HOW TO COMPLETE THIS TASK:
Pictures aside, copy every record word for word.

BEGIN MATERIAL FOR THIS EXERCISE

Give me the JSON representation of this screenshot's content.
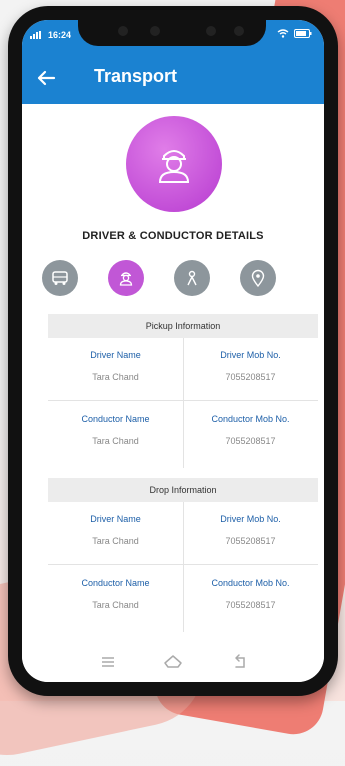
{
  "status": {
    "time": "16:24"
  },
  "app_bar": {
    "title": "Transport"
  },
  "section_title": "DRIVER & CONDUCTOR DETAILS",
  "pickup": {
    "heading": "Pickup Information",
    "driver_name_label": "Driver Name",
    "driver_name_value": "Tara Chand",
    "driver_mob_label": "Driver Mob No.",
    "driver_mob_value": "7055208517",
    "conductor_name_label": "Conductor Name",
    "conductor_name_value": "Tara Chand",
    "conductor_mob_label": "Conductor Mob No.",
    "conductor_mob_value": "7055208517"
  },
  "drop": {
    "heading": "Drop Information",
    "driver_name_label": "Driver Name",
    "driver_name_value": "Tara Chand",
    "driver_mob_label": "Driver Mob No.",
    "driver_mob_value": "7055208517",
    "conductor_name_label": "Conductor Name",
    "conductor_name_value": "Tara Chand",
    "conductor_mob_label": "Conductor Mob No.",
    "conductor_mob_value": "7055208517"
  },
  "icons": {
    "tabs": [
      "bus-icon",
      "driver-icon",
      "route-icon",
      "location-pin-icon"
    ],
    "nav": [
      "menu-icon",
      "home-icon",
      "back-nav-icon"
    ]
  },
  "colors": {
    "primary": "#1b82d1",
    "accent": "#c157d6",
    "inactive": "#8d969c",
    "label": "#1d5fa8"
  }
}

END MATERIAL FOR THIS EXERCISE

OUTPUT FOR THIS TASK:
Give me the JSON representation of this screenshot's content.
{
  "status": {
    "time": "16:24"
  },
  "app_bar": {
    "title": "Transport"
  },
  "section_title": "DRIVER & CONDUCTOR DETAILS",
  "pickup": {
    "heading": "Pickup Information",
    "driver_name_label": "Driver Name",
    "driver_name_value": "Tara Chand",
    "driver_mob_label": "Driver Mob No.",
    "driver_mob_value": "7055208517",
    "conductor_name_label": "Conductor Name",
    "conductor_name_value": "Tara Chand",
    "conductor_mob_label": "Conductor Mob No.",
    "conductor_mob_value": "7055208517"
  },
  "drop": {
    "heading": "Drop Information",
    "driver_name_label": "Driver Name",
    "driver_name_value": "Tara Chand",
    "driver_mob_label": "Driver Mob No.",
    "driver_mob_value": "7055208517",
    "conductor_name_label": "Conductor Name",
    "conductor_name_value": "Tara Chand",
    "conductor_mob_label": "Conductor Mob No.",
    "conductor_mob_value": "7055208517"
  },
  "icons": {
    "tabs": [
      "bus-icon",
      "driver-icon",
      "route-icon",
      "location-pin-icon"
    ],
    "nav": [
      "menu-icon",
      "home-icon",
      "back-nav-icon"
    ]
  },
  "colors": {
    "primary": "#1b82d1",
    "accent": "#c157d6",
    "inactive": "#8d969c",
    "label": "#1d5fa8"
  }
}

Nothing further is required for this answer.